 Inshore- Reds, Snook, and Tarpon

With the heat beating down us anglers this time of year, it’s pretty frustrating to try to figure out what the fish are up to. The key to success right now is to get out on the water around sunrise or sunset, or both if you’re lucky! Look for areas with structure such as grass flats, potholes, oyster bars, and mangroves. Gurglers and streamers work well when paired up with an 8-wt Helios 3 Rod.

If you’re after tarpon, look for juveniles in the backwaters. Creek mouths, swamps, and outflows are all good places to look. For these guys, the smaller the fly the better. Most saltwater patterns in a size 4 or 6 work well. As for the large tarpon, look to the beaches and north flats toward Homosassa and Crystal River.

Freshwater- Big Bass and Bluegill If you’re like me and have a crazy summer schedule between vacations, work, parties, and other needs that require your time, you can’t always make it out to the salt. So, to meet my fly fishing need, I load up my kayak and hit one of the hundreds of lakes, ponds, creeks, and rivers that surround us. Small popping bugs and streamers can land you some nice bluegills and shellcrackers this time of year, along with the occasional crappie. Work these around structure such as cypress knees, wood, weed lines, and lily pad edges.

For some big Largemouth Bass, get out early before it warms up to much and fish a weedless hair bug near cover like grass, pads, and brush. As the day progresses, start working out toward the deeper parts of where you’re fishing. A clouser or crawfish fly works well under these conditions.

Feel free to stop by our Dade City location or give us a call to chat with me and ask questions!
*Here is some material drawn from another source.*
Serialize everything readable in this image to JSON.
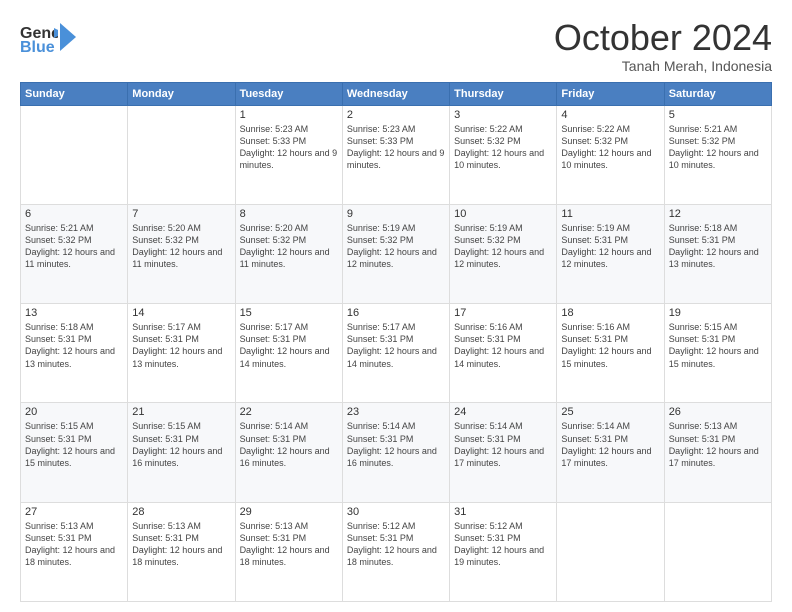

I’m always happy to help.

Thank you for reading this report.

Tight lines,

Gabe Littlefield